“We went on the Isle de France, which was a cruise ship, all by ourselves. There were no other ships around. No escort. Cruise ships could go faster than any submarine and that was why cruise ships like the Isle de France and the Queen Mary always went alone. In the spring of ’44 we landed in Scotland where all the ships landed, and it took us nine days to cross the ocean. One time we stopped dead in the water and everybody was scared to death, because they knew there had to be a submarine around some place but nothing ever bothered us. We got to England and were sent down to southern England and I was assigned as secretary to the commanding officer of the base. It was a base of supplies for the GI’s getting ready to go across to Normandy. Of course we didn’t know it was Normandy at the time.”
Medic Charles Shay recalled his D-Day on Omaha Beach.
I was operating independently, treating the wounded. And then there was much confusion and chaos, and the officers and the sergeants, the enlisted men that were able to make the beach, they began to organize the men to proceed inland and eventually, the beaches became much calmer because the men that proceeded inland had knocked out many of the…much of the opposition. It became a little bit freer to move up and down the beach, and that’s just what I did. I moved up and down the beach looking for wounded people.
“I found a fellow medic [who] had been seriously wounded. I knew that he was dying because he had a very serious stomach wound. He was probably bleeding internally, which I could not help him with, and I gave him a shot of morphine. I bandaged his wounds as best I could, and well, we said goodbye to each other because I knew that he was dying and we would never see each other again. I laid a wreath on his grave up in Omaha Beach, up in the cemetery. He had been awarded the Silver Star posthumously for his actions.”
Lieutenant John Marr of the U.S. 82nd Airborne Infantry Division, remembered this action against the German 91st Airlanding Division at Gray Castle.
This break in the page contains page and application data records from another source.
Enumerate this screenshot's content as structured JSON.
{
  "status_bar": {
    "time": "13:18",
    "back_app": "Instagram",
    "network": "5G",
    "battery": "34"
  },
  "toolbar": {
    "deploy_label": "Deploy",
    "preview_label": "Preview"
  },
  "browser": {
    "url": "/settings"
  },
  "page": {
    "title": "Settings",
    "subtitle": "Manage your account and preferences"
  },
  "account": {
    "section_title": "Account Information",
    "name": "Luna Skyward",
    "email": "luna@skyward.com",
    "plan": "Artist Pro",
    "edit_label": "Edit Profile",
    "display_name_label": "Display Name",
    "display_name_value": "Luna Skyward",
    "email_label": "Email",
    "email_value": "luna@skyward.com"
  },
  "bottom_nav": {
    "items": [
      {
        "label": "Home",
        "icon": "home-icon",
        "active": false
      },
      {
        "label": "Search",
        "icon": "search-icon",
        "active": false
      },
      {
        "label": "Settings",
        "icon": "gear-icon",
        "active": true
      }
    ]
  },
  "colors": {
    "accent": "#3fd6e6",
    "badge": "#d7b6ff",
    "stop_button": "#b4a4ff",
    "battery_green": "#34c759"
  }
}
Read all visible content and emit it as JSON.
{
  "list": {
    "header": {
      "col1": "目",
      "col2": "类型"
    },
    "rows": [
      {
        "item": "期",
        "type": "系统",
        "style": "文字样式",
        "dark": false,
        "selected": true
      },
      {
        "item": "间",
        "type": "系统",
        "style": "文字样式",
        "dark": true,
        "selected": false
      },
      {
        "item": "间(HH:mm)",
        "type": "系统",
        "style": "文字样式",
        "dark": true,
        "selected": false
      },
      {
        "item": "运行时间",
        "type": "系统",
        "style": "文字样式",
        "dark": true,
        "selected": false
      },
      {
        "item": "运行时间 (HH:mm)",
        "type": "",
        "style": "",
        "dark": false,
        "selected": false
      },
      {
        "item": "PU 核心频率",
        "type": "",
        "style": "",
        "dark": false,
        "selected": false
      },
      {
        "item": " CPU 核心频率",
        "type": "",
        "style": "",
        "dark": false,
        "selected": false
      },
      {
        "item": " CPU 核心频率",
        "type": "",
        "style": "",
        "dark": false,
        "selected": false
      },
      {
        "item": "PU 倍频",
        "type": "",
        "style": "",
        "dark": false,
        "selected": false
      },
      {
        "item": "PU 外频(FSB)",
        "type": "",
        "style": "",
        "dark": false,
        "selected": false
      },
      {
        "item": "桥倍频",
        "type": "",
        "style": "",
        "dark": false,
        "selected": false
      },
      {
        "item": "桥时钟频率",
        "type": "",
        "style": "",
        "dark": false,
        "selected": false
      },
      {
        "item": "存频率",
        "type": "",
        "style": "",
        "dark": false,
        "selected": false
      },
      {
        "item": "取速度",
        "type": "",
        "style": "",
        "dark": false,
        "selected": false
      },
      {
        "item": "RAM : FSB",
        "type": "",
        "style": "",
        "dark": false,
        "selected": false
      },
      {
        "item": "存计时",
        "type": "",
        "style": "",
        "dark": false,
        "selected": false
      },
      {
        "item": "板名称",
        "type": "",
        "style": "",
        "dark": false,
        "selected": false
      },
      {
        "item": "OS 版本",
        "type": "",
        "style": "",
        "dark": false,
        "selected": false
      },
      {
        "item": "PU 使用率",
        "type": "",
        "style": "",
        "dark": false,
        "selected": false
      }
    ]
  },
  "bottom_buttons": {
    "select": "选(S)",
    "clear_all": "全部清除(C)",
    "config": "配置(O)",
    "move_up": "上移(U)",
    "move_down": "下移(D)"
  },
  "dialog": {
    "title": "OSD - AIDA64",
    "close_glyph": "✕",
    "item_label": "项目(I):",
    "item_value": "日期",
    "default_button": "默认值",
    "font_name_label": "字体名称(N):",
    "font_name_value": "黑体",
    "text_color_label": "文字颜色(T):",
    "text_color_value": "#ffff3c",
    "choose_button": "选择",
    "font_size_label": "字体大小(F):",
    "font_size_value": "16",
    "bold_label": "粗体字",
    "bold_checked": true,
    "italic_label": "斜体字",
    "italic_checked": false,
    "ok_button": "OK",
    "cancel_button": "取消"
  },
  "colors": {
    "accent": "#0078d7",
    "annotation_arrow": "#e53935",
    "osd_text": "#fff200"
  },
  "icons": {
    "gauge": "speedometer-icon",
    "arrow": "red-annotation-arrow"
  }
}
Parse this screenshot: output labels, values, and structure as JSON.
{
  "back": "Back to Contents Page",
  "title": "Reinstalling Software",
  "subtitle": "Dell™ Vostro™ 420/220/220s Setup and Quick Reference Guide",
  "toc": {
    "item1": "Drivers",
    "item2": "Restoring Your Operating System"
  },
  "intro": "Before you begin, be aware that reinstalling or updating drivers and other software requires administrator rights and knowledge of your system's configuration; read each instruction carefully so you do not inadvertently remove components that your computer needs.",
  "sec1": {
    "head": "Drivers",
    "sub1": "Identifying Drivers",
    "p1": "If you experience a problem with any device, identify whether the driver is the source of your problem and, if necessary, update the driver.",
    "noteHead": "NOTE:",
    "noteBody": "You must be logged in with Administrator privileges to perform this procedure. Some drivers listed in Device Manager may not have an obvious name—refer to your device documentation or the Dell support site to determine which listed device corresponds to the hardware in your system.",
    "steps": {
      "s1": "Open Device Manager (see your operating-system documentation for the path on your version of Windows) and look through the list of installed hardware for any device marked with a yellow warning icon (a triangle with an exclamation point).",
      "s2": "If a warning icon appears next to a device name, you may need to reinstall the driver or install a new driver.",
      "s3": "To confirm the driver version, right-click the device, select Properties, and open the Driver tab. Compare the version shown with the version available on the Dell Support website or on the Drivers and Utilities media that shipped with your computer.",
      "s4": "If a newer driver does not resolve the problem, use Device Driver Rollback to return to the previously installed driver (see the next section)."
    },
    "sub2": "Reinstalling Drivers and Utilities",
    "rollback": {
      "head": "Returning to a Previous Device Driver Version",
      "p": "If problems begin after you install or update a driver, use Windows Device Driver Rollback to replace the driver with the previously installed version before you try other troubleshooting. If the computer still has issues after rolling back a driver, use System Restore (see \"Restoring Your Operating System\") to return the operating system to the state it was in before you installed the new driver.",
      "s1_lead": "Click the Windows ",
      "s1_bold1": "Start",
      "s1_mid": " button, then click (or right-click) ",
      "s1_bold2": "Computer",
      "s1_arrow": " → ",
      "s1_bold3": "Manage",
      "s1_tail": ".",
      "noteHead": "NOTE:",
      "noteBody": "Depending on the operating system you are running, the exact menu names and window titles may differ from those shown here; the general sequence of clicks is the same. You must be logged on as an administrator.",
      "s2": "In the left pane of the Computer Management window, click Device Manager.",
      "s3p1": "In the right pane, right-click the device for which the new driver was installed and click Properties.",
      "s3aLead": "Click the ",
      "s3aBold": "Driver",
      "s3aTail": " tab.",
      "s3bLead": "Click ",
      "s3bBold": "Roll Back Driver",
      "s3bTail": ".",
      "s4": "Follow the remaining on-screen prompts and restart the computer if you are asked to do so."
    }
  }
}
“People were out in an oats field, and beyond in another field as well, adjacent field, to the right flank of our attack. And so there was a tremendous exchange of fire in there, and as daylight broke, the attack failed, but not before a soldier named DeGlopper, Charles DeGlopper, had gone on a rampage with his Browning Automatic Rifle. And he took out a lot of the defenders, and kept going until they finally killed him. He was the only guy to win the Congressional Medal of Honor in the Normandy operation with the 82nd Division.
Click here to learn more about D-Day: The Campaign Across France.